For more information on managing or withdrawing consents and how we handle data, visit our Privacy Policy at:

Show Details
HubPages Device IDThis is used to identify particular browsers or devices when the access the service, and is used for security reasons.
LoginThis is necessary to sign in to the HubPages Service.
Google RecaptchaThis is used to prevent bots and spam. (Privacy Policy)
AkismetThis is used to detect comment spam. (Privacy Policy)
HubPages Google AnalyticsThis is used to provide data on traffic to our website, all personally identifyable data is anonymized. (Privacy Policy)
HubPages Traffic PixelThis is used to collect data on traffic to articles and other pages on our site. Unless you are signed in to a HubPages account, all personally identifiable information is anonymized.
Amazon Web ServicesThis is a cloud services platform that we used to host our service. (Privacy Policy)
CloudflareThis is a cloud CDN service that we use to efficiently deliver files required for our service to operate such as javascript, cascading style sheets, images, and videos. (Privacy Policy)
Google Hosted LibrariesJavascript software libraries such as jQuery are loaded at endpoints on the or domains, for performance and efficiency reasons. (Privacy Policy)
Google Custom SearchThis is feature allows you to search the site. (Privacy Policy)
Google MapsSome articles have Google Maps embedded in them. (Privacy Policy)
Google ChartsThis is used to display charts and graphs on articles and the author center. (Privacy Policy)
Google AdSense Host APIThis service allows you to sign up for or associate a Google AdSense account with HubPages, so that you can earn money from ads on your articles. No data is shared unless you engage with this feature. (Privacy Policy)
Google YouTubeSome articles have YouTube videos embedded in them. (Privacy Policy)
VimeoSome articles have Vimeo videos embedded in them. (Privacy Policy)
PaypalThis is used for a registered author who enrolls in the HubPages Earnings program and requests to be paid via PayPal. No data is shared with Paypal unless you engage with this feature. (Privacy Policy)
Facebook LoginYou can use this to streamline signing up for, or signing in to your Hubpages account.

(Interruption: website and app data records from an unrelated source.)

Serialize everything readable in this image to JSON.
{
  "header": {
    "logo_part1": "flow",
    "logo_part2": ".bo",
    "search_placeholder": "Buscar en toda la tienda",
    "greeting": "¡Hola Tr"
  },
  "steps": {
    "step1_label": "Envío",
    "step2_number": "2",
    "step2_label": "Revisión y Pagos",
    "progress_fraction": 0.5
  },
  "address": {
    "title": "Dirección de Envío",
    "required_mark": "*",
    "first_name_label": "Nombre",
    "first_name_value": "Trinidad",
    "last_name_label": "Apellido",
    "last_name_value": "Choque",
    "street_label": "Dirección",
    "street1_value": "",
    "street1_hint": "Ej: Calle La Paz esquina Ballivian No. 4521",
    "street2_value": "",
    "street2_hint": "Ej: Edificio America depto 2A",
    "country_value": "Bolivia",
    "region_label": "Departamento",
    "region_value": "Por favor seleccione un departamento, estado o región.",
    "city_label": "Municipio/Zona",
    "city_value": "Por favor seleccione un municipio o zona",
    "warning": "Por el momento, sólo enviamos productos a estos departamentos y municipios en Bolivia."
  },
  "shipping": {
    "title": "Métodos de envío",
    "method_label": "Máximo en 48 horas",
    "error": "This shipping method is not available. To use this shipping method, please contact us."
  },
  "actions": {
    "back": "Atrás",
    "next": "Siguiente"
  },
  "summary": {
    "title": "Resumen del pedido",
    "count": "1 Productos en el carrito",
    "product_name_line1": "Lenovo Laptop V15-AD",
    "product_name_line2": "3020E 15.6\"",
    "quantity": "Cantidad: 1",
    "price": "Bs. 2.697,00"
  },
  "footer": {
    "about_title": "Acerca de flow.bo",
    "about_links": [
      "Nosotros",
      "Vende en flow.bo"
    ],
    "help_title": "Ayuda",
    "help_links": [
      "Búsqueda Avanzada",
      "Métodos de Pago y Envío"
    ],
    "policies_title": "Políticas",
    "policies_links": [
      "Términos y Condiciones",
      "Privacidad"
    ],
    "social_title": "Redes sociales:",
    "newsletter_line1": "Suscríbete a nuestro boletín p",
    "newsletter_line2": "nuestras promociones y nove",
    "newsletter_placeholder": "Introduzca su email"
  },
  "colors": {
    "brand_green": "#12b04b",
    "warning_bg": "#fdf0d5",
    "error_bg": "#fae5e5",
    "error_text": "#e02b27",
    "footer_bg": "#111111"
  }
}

No data is shared with Facebook unless you engage with this feature. (Privacy Policy)
MavenThis supports the Maven widget and search functionality. (Privacy Policy)

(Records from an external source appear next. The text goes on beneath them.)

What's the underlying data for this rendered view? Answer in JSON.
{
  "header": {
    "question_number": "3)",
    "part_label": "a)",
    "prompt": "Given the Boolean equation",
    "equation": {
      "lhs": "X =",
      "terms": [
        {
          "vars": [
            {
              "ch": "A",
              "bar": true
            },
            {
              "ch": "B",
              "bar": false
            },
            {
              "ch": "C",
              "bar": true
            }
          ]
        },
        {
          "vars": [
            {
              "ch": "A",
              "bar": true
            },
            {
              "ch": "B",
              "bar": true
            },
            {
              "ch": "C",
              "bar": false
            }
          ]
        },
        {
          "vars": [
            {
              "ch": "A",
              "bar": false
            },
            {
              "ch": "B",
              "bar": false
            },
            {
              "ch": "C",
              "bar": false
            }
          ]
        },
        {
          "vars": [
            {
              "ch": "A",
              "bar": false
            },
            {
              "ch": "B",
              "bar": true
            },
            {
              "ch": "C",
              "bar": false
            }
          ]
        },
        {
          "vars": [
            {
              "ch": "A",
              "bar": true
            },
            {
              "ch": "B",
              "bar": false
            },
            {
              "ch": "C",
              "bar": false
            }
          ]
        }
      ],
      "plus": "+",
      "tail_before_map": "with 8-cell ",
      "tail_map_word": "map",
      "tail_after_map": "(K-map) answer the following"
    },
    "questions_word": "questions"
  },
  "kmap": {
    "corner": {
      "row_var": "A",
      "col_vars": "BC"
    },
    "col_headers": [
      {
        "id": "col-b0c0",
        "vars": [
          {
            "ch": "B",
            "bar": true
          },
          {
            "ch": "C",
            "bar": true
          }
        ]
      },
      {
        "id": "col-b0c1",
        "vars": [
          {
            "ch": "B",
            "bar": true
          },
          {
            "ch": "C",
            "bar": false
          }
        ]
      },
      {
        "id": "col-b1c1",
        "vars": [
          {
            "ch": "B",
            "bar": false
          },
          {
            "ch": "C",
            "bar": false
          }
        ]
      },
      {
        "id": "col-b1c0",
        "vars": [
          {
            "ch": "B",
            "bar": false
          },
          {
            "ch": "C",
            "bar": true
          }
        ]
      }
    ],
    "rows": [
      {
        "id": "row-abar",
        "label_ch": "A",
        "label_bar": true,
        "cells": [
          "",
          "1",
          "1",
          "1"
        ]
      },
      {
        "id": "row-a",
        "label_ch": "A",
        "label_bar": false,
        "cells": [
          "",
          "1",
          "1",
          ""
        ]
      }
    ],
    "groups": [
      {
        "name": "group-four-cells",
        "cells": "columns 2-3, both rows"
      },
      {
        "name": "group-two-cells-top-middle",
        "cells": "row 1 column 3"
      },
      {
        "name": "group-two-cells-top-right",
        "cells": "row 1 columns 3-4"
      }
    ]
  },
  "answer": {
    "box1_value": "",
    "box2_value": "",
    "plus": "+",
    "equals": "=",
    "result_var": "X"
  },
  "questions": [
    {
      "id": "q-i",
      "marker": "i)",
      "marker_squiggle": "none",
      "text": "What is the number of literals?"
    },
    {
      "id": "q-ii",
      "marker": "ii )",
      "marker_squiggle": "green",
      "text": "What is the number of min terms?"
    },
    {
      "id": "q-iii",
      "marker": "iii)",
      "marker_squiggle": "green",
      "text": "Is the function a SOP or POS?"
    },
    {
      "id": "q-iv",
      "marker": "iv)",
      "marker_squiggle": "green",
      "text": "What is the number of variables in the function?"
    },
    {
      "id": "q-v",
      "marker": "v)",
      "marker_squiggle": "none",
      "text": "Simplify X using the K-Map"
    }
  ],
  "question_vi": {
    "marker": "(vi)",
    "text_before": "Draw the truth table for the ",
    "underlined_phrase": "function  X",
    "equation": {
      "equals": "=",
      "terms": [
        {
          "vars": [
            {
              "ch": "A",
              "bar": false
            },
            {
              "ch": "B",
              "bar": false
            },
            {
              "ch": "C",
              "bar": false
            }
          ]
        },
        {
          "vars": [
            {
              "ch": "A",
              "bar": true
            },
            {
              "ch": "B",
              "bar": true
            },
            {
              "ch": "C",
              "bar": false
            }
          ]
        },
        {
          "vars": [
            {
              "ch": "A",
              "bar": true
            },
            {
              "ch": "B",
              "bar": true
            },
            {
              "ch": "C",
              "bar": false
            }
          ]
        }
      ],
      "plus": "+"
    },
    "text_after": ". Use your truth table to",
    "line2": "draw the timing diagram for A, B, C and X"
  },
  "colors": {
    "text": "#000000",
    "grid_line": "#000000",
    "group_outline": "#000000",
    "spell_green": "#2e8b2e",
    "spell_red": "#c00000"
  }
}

Google AdSenseThis is an ad network. (Privacy Policy)
Google DoubleClickGoogle provides ad serving technology and runs an ad network. (Privacy Policy)

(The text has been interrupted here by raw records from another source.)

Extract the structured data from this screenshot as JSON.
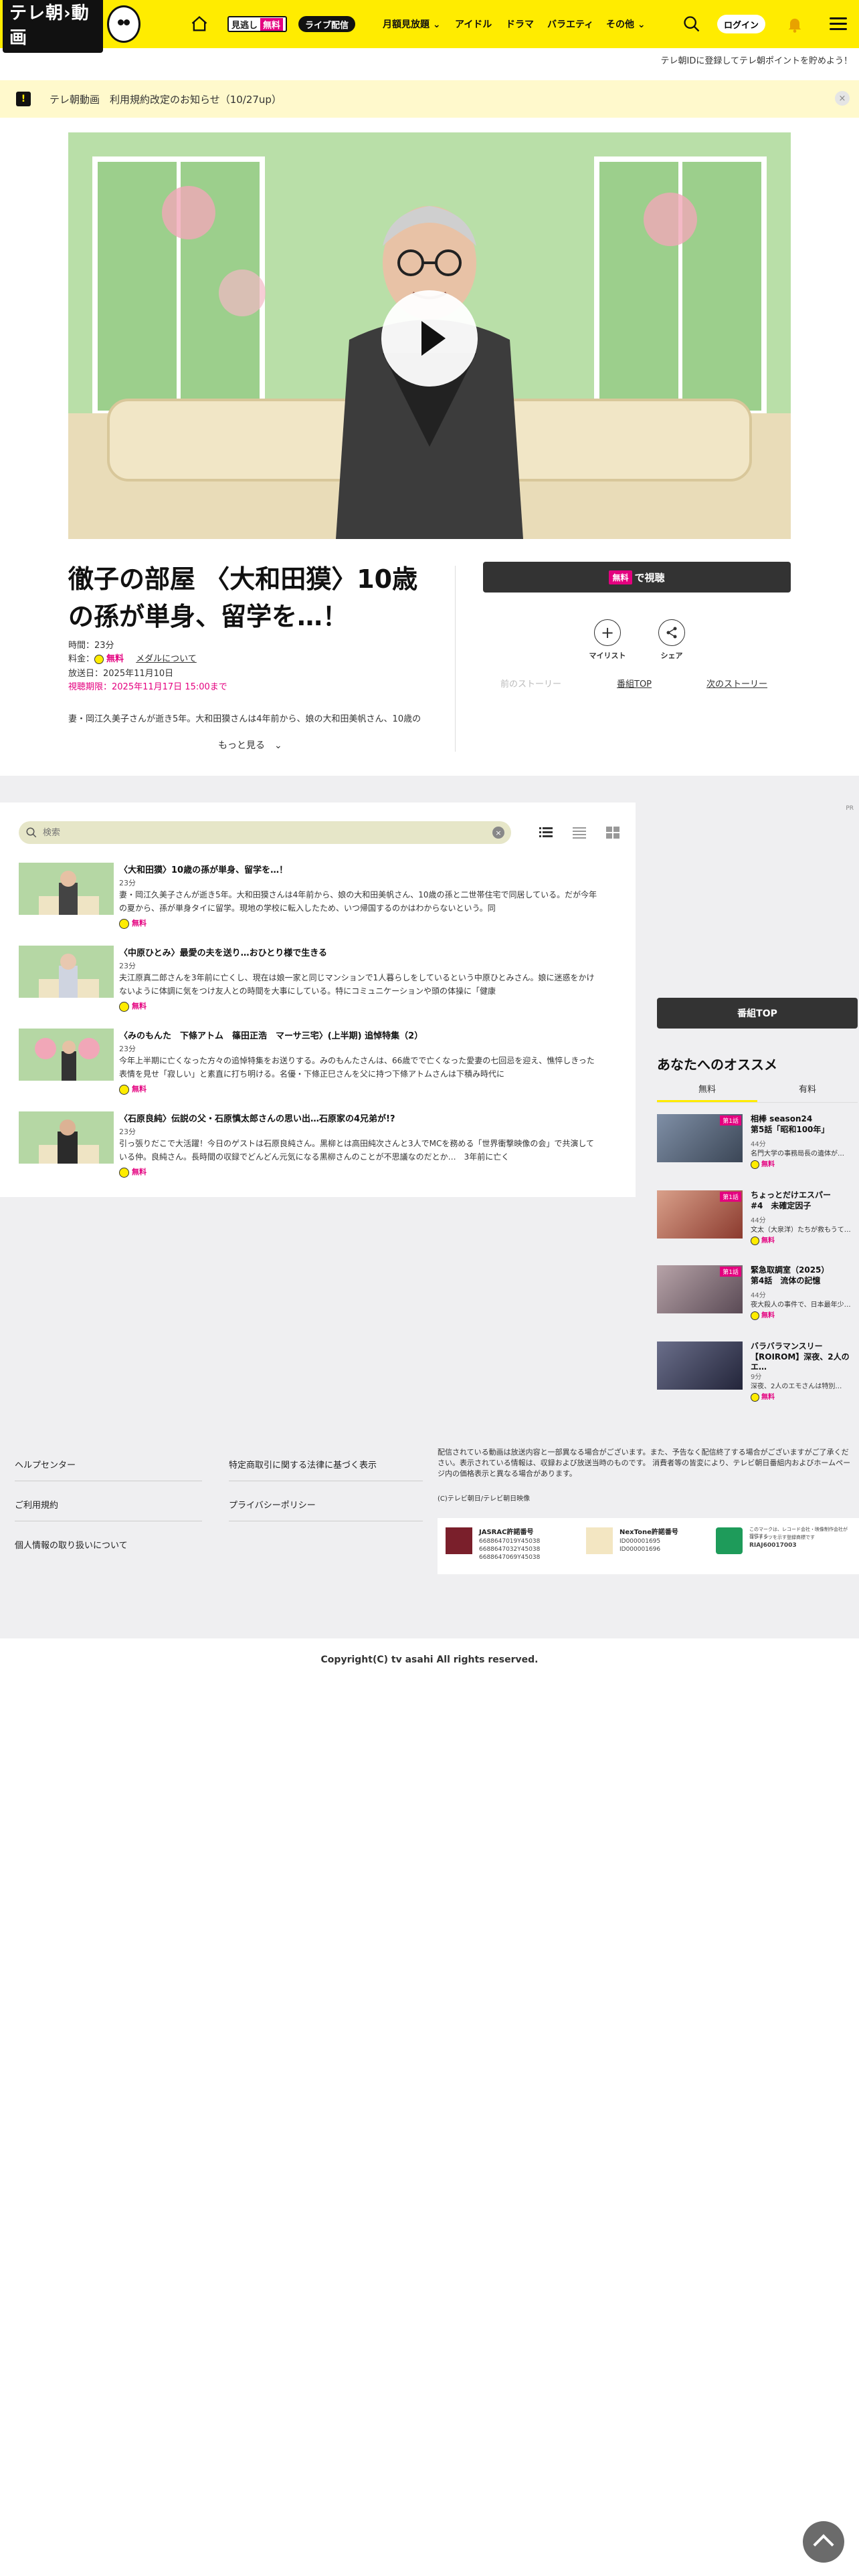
{
  "header": {
    "logo_text": "テレ朝",
    "logo_sub": "動画",
    "nav": {
      "mitsu_label": "見逃し",
      "mitsu_free": "無料",
      "live_label": "ライブ配信",
      "items": [
        "月額見放題",
        "アイドル",
        "ドラマ",
        "バラエティ",
        "その他"
      ]
    },
    "login_label": "ログイン",
    "promo_text": "テレ朝IDに登録してテレ朝ポイントを貯めよう！"
  },
  "notice": {
    "icon": "!",
    "text": "テレ朝動画　利用規約改定のお知らせ（10/27up）",
    "close": "×"
  },
  "program": {
    "title": "徹子の部屋 〈大和田獏〉10歳の孫が単身、留学を…！",
    "duration_label": "時間：23分",
    "price_label": "料金：",
    "price_value": "無料",
    "medal_link": "メダルについて",
    "broadcast_date": "放送日：2025年11月10日",
    "deadline": "視聴期限：2025年11月17日 15:00まで",
    "description": "妻・岡江久美子さんが逝き5年。大和田獏さんは4年前から、娘の大和田美帆さん、10歳の",
    "more_label": "もっと見る",
    "watch_free_tag": "無料",
    "watch_label": "で視聴",
    "mylist_label": "マイリスト",
    "share_label": "シェア",
    "prev_story": "前のストーリー",
    "program_top": "番組TOP",
    "next_story": "次のストーリー"
  },
  "episodes": {
    "search_placeholder": "検索",
    "items": [
      {
        "title": "〈大和田獏〉10歳の孫が単身、留学を…！",
        "duration": "23分",
        "desc": "妻・岡江久美子さんが逝き5年。大和田獏さんは4年前から、娘の大和田美帆さん、10歳の孫と二世帯住宅で同居している。だが今年の夏から、孫が単身タイに留学。現地の学校に転入したため、いつ帰国するのかはわからないという。同",
        "free": "無料"
      },
      {
        "title": "〈中原ひとみ〉最愛の夫を送り…おひとり様で生きる",
        "duration": "23分",
        "desc": "夫江原真二郎さんを3年前に亡くし、現在は娘一家と同じマンションで1人暮らしをしているという中原ひとみさん。娘に迷惑をかけないように体調に気をつけ友人との時間を大事にしている。特にコミュニケーションや頭の体操に「健康",
        "free": "無料"
      },
      {
        "title": "〈みのもんた　下條アトム　篠田正浩　マーサ三宅〉(上半期) 追悼特集（2）",
        "duration": "23分",
        "desc": "今年上半期に亡くなった方々の追悼特集をお送りする。みのもんたさんは、66歳でで亡くなった愛妻の七回忌を迎え、憔悴しきった表情を見せ「寂しい」と素直に打ち明ける。名優・下條正巳さんを父に持つ下條アトムさんは下積み時代に",
        "free": "無料"
      },
      {
        "title": "〈石原良純〉伝説の父・石原慎太郎さんの思い出…石原家の4兄弟が!?",
        "duration": "23分",
        "desc": "引っ張りだこで大活躍！今日のゲストは石原良純さん。黒柳とは高田純次さんと3人でMCを務める「世界衝撃映像の会」で共演している仲。良純さん。長時間の収録でどんどん元気になる黒柳さんのことが不思議なのだとか…　3年前に亡く",
        "free": "無料"
      }
    ]
  },
  "sidebar": {
    "ad_label": "PR",
    "program_top": "番組TOP",
    "reco_title": "あなたへのオススメ",
    "tabs": [
      "無料",
      "有料"
    ],
    "items": [
      {
        "badge": "第1話",
        "name": "相棒 season24",
        "sub": "第5話「昭和100年」",
        "dur": "44分",
        "desc": "名門大学の事務局長の遺体が…",
        "free": "無料"
      },
      {
        "badge": "第1話",
        "name": "ちょっとだけエスパー",
        "sub": "#4　未確定因子",
        "dur": "44分",
        "desc": "文太（大泉洋）たちが救もうて…",
        "free": "無料"
      },
      {
        "badge": "第1話",
        "name": "緊急取調室（2025）",
        "sub": "第4話　流体の記憶",
        "dur": "44分",
        "desc": "夜大殺人の事件で、日本最年少…",
        "free": "無料"
      },
      {
        "badge": "",
        "name": "バラバラマンスリー",
        "sub": "【ROIROM】深夜、2人のエ…",
        "dur": "9分",
        "desc": "深夜、2人のエモさんは特別…",
        "free": "無料"
      }
    ]
  },
  "footer": {
    "links_left": [
      "ヘルプセンター",
      "ご利用規約",
      "個人情報の取り扱いについて"
    ],
    "links_right": [
      "特定商取引に関する法律に基づく表示",
      "プライバシーポリシー"
    ],
    "note": "配信されている動画は放送内容と一部異なる場合がございます。また、予告なく配信終了する場合がございますがご了承ください。表示されている情報は、収録および放送当時のものです。\n消費者等の皆変により、テレビ朝日番組内およびホームページ内の価格表示と異なる場合があります。",
    "copy_small": "(C)テレビ朝日/テレビ朝日映像",
    "licences": [
      {
        "title": "JASRAC許諾番号",
        "nums": [
          "6688647019Y45038",
          "6688647032Y45038",
          "6688647069Y45038"
        ]
      },
      {
        "title": "NexTone許諾番号",
        "nums": [
          "ID000001695",
          "ID000001696"
        ]
      },
      {
        "title": "エルマーク",
        "nums": [
          "このマークは、レコード会社・映像制作会社が提供する",
          "コンテンツを示す登録商標です",
          "RIAJ60017003"
        ]
      }
    ],
    "copyright": "Copyright(C) tv asahi All rights reserved."
  }
}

Index ExchangeThis is an ad network. (Privacy Policy)
SovrnThis is an ad network. (Privacy Policy)
Facebook AdsThis is an ad network. (Privacy Policy)
Amazon Unified Ad MarketplaceThis is an ad network. (Privacy Policy)
AppNexusThis is an ad network. (Privacy Policy)
OpenxThis is an ad network. (Privacy Policy)
Rubicon ProjectThis is an ad network. (Privacy Policy)
TripleLiftThis is an ad network. (Privacy Policy)
Say MediaWe partner with Say Media to deliver ad campaigns on our sites. (Privacy Policy)
Remarketing PixelsWe may use remarketing pixels from advertising networks such as Google AdWords, Bing Ads, and Facebook in order to advertise the HubPages Service to people that have visited our sites.
Conversion Tracking PixelsWe may use conversion tracking pixels from advertising networks such as Google AdWords, Bing Ads, and Facebook in order to identify when an advertisement has successfully resulted in the desired action, such as signing up for the HubPages Service or publishing an article on the HubPages Service.
Author Google AnalyticsThis is used to provide traffic data and reports to the authors of articles on the HubPages Service. (Privacy Policy)
ComscoreComScore is a media measurement and analytics company providing marketing data and analytics to enterprises, media and advertising agencies, and publishers. Non-consent will result in ComScore only processing obfuscated personal data. (Privacy Policy)
Amazon Tracking PixelSome articles display amazon products as part of the Amazon Affiliate program, this pixel provides traffic statistics for those products (Privacy Policy)
ClickscoThis is a data management platform studying reader behavior (Privacy Policy)